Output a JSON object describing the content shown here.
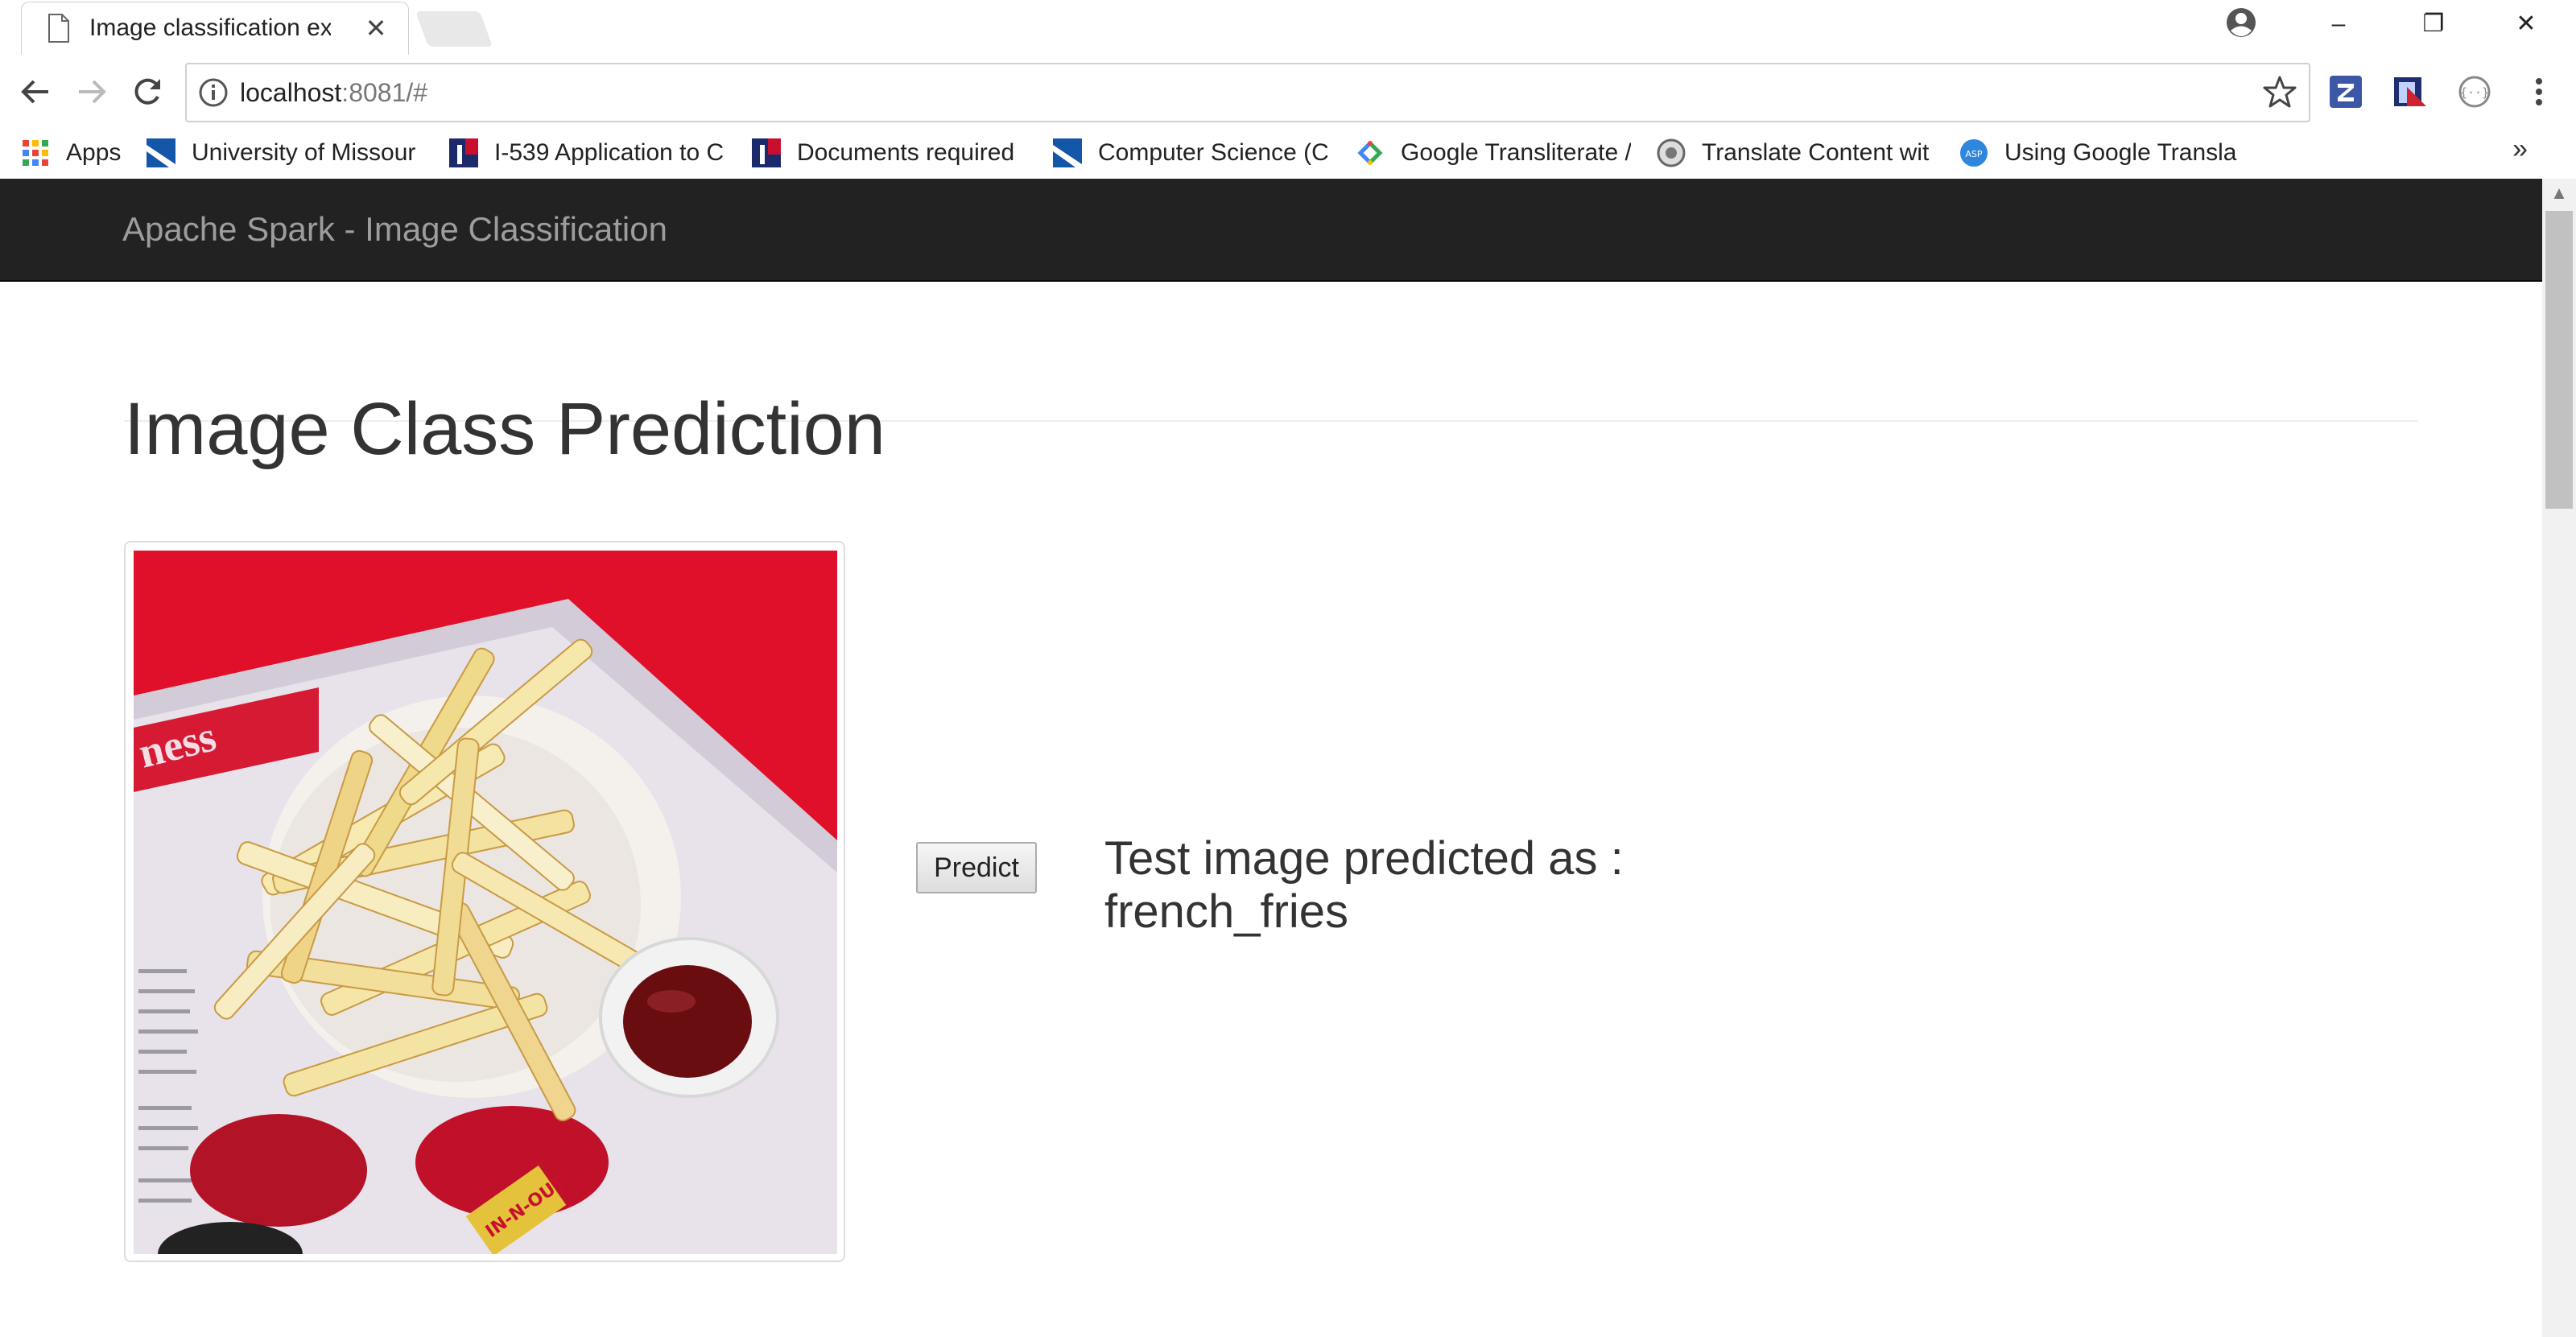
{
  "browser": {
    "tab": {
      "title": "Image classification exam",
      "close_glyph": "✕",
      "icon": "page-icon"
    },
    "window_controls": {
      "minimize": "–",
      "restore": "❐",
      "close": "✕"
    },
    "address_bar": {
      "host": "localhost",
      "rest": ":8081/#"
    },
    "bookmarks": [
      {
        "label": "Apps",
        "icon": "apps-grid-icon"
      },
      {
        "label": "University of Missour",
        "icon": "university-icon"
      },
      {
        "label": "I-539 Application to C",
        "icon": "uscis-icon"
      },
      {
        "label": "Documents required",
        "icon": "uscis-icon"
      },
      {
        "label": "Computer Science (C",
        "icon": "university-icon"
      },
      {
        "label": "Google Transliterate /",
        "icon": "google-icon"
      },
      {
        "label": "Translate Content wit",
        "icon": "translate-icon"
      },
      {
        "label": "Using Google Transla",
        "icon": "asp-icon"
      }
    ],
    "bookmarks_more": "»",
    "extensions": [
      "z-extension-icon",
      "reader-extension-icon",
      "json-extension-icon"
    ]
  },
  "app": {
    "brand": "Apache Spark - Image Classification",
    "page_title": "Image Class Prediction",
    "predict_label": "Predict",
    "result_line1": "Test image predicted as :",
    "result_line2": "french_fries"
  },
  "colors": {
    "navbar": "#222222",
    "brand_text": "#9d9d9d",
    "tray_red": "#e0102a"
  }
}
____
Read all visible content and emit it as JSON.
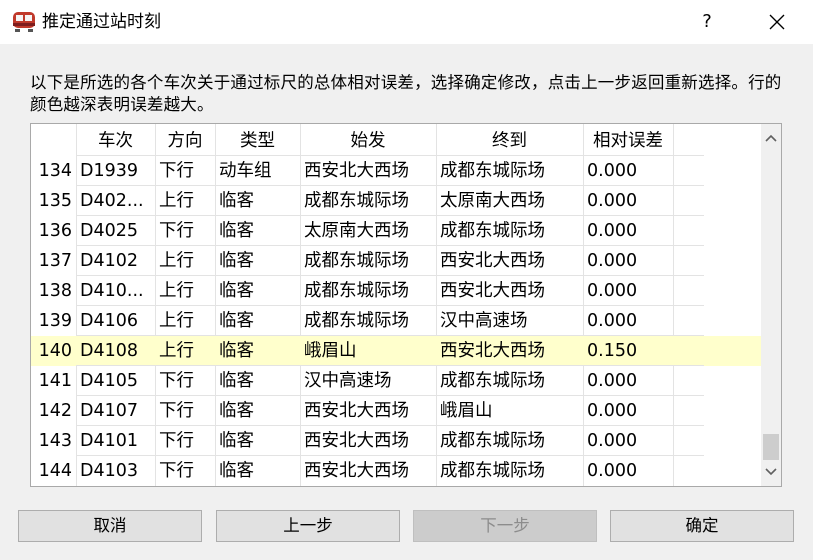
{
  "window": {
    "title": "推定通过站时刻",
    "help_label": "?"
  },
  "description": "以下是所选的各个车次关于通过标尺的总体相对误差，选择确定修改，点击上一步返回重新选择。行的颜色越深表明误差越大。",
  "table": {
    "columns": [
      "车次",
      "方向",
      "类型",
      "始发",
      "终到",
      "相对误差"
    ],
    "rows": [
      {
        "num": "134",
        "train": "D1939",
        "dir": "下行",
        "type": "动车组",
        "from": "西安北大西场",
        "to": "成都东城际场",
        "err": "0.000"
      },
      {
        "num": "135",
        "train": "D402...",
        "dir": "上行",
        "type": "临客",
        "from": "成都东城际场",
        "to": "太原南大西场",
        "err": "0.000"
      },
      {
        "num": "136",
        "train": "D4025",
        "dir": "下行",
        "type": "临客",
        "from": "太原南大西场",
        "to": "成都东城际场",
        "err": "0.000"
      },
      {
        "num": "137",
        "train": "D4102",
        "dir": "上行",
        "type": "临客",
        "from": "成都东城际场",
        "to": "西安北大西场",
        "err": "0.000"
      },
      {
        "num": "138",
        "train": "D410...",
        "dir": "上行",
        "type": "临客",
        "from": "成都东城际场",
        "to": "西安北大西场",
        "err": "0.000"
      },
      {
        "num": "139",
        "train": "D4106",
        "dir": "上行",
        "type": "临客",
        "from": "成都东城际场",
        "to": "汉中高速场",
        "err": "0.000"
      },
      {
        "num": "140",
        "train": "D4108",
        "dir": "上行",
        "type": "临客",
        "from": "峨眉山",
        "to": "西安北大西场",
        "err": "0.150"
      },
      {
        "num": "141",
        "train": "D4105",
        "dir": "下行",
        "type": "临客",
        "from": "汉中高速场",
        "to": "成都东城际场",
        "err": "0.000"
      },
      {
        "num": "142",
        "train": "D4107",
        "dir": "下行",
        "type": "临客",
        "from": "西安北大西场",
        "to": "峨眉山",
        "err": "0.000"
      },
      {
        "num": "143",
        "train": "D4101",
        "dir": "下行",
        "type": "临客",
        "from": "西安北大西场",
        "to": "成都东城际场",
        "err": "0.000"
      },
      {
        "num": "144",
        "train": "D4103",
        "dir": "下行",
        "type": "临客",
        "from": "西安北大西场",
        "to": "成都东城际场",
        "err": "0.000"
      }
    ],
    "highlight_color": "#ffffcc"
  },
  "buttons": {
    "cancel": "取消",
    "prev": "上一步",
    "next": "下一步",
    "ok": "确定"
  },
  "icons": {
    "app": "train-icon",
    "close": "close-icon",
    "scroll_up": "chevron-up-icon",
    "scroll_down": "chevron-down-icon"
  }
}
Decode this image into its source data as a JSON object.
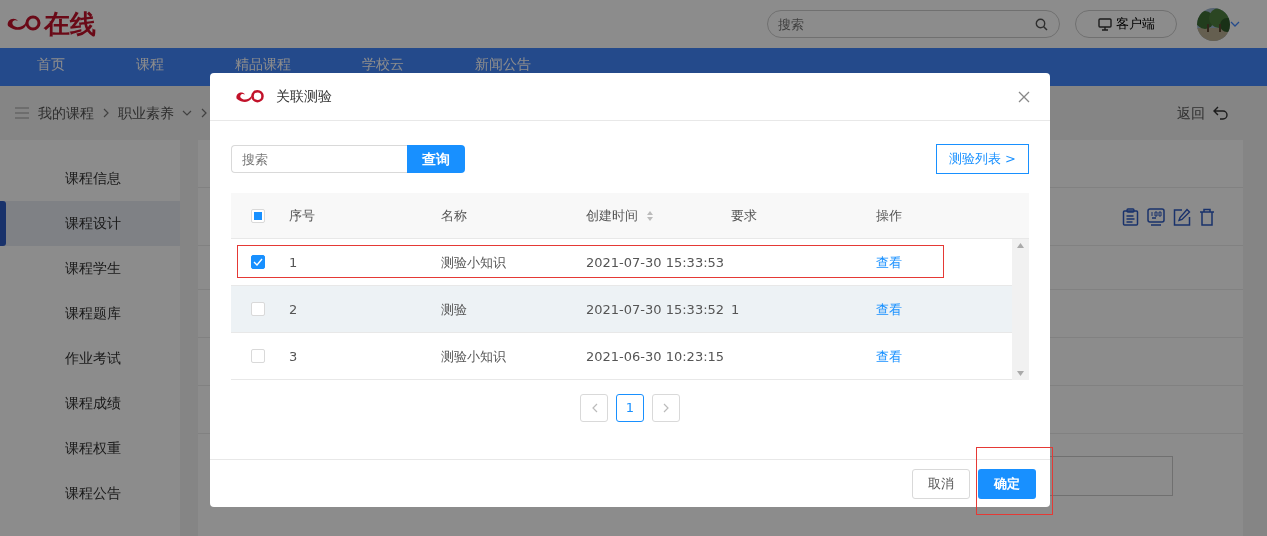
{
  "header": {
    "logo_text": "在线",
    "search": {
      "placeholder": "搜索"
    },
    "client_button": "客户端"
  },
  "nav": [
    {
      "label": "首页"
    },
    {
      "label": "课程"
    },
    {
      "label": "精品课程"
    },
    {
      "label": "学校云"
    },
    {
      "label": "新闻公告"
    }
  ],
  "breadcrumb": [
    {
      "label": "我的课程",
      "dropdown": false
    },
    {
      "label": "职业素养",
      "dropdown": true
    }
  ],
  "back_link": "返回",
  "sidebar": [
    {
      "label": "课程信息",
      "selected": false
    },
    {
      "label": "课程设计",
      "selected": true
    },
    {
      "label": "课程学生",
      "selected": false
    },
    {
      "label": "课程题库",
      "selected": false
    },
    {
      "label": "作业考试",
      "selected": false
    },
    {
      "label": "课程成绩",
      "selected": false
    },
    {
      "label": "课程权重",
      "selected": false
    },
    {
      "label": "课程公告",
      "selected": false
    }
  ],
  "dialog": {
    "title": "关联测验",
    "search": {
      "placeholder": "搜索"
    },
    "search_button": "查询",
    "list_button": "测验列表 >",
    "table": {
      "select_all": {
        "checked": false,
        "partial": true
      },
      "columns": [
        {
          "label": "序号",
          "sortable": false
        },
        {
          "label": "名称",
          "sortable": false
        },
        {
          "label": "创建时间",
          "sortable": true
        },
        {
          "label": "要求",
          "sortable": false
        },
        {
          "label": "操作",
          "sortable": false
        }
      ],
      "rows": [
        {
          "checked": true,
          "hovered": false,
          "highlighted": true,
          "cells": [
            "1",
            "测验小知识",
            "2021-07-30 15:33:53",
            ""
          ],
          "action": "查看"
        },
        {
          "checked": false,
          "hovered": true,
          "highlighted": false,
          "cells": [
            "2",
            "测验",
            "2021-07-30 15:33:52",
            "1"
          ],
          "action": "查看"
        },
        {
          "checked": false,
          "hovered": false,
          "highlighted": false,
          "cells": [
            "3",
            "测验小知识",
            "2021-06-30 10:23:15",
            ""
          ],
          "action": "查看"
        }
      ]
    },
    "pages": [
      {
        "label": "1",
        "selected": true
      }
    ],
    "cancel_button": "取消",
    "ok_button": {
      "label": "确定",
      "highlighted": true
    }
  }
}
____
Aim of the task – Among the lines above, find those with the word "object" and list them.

Written response –
Output a JSON object describing the content shown here.
Decode this image into its source data as a JSON object.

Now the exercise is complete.